Work request
All entries below must be retyped exactly, though pictures are to be skipped.

Supplied data
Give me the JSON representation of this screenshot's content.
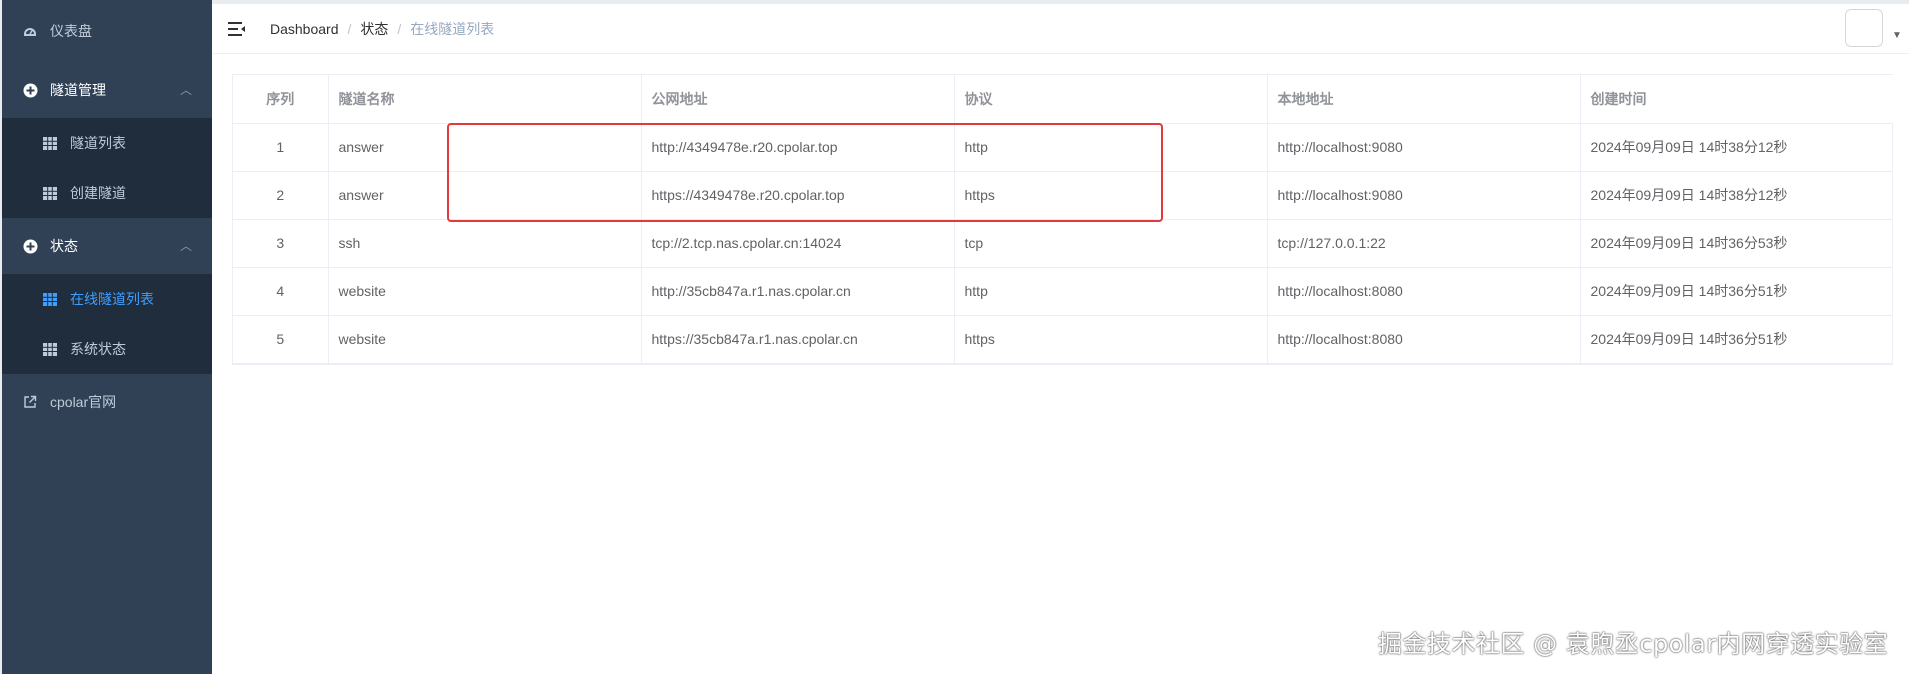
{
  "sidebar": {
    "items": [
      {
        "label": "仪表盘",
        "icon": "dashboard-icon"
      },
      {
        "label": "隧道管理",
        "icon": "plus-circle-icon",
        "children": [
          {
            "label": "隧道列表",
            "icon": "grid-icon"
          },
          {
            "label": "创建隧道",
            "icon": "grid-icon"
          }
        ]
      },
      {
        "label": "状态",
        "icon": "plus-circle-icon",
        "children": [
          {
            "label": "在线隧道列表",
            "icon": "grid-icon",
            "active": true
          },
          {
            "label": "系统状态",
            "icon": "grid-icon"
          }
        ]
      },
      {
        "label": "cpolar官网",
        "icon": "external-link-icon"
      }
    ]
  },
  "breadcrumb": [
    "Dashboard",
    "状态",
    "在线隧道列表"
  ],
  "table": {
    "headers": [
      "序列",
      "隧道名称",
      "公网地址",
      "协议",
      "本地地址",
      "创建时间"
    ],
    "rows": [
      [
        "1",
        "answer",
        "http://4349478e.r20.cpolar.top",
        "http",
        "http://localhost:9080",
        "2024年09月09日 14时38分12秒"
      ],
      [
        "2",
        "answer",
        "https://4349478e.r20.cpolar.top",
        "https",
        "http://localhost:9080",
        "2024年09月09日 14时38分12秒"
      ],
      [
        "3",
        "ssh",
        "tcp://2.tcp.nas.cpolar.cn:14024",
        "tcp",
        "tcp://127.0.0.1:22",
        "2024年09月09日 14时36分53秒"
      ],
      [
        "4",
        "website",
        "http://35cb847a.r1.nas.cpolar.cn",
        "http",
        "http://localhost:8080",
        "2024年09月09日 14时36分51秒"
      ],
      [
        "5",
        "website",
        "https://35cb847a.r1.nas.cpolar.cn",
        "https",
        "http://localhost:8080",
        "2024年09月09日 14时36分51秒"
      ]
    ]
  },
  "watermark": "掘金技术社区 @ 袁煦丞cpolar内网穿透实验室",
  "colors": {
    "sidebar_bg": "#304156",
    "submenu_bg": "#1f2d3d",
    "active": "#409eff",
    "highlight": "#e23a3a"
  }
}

Solution
Give me the JSON representation of this screenshot's content.
{
  "sidebar": {
    "items": [
      {
        "label": "仪表盘",
        "icon": "dashboard-icon"
      },
      {
        "label": "隧道管理",
        "icon": "plus-circle-icon",
        "children": [
          {
            "label": "隧道列表",
            "icon": "grid-icon"
          },
          {
            "label": "创建隧道",
            "icon": "grid-icon"
          }
        ]
      },
      {
        "label": "状态",
        "icon": "plus-circle-icon",
        "children": [
          {
            "label": "在线隧道列表",
            "icon": "grid-icon",
            "active": true
          },
          {
            "label": "系统状态",
            "icon": "grid-icon"
          }
        ]
      },
      {
        "label": "cpolar官网",
        "icon": "external-link-icon"
      }
    ]
  },
  "breadcrumb": [
    "Dashboard",
    "状态",
    "在线隧道列表"
  ],
  "table": {
    "headers": [
      "序列",
      "隧道名称",
      "公网地址",
      "协议",
      "本地地址",
      "创建时间"
    ],
    "rows": [
      [
        "1",
        "answer",
        "http://4349478e.r20.cpolar.top",
        "http",
        "http://localhost:9080",
        "2024年09月09日 14时38分12秒"
      ],
      [
        "2",
        "answer",
        "https://4349478e.r20.cpolar.top",
        "https",
        "http://localhost:9080",
        "2024年09月09日 14时38分12秒"
      ],
      [
        "3",
        "ssh",
        "tcp://2.tcp.nas.cpolar.cn:14024",
        "tcp",
        "tcp://127.0.0.1:22",
        "2024年09月09日 14时36分53秒"
      ],
      [
        "4",
        "website",
        "http://35cb847a.r1.nas.cpolar.cn",
        "http",
        "http://localhost:8080",
        "2024年09月09日 14时36分51秒"
      ],
      [
        "5",
        "website",
        "https://35cb847a.r1.nas.cpolar.cn",
        "https",
        "http://localhost:8080",
        "2024年09月09日 14时36分51秒"
      ]
    ]
  },
  "watermark": "掘金技术社区 @ 袁煦丞cpolar内网穿透实验室",
  "colors": {
    "sidebar_bg": "#304156",
    "submenu_bg": "#1f2d3d",
    "active": "#409eff",
    "highlight": "#e23a3a"
  }
}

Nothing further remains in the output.